• _Activity_: Each entry needs to be reproduced exactly, with none left out.

[Data records for software interfaces]
*****

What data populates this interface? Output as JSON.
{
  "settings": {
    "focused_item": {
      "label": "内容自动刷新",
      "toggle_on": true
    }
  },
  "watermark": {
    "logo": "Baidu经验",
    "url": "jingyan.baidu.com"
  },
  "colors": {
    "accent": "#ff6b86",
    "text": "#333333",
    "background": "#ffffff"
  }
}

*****

• _Result of the exercise_:
What data populates this interface? Output as JSON.
{
  "settings": {
    "focused_item": {
      "label": "内容自动刷新",
      "toggle_on": true
    }
  },
  "watermark": {
    "logo": "Baidu经验",
    "url": "jingyan.baidu.com"
  },
  "colors": {
    "accent": "#ff6b86",
    "text": "#333333",
    "background": "#ffffff"
  }
}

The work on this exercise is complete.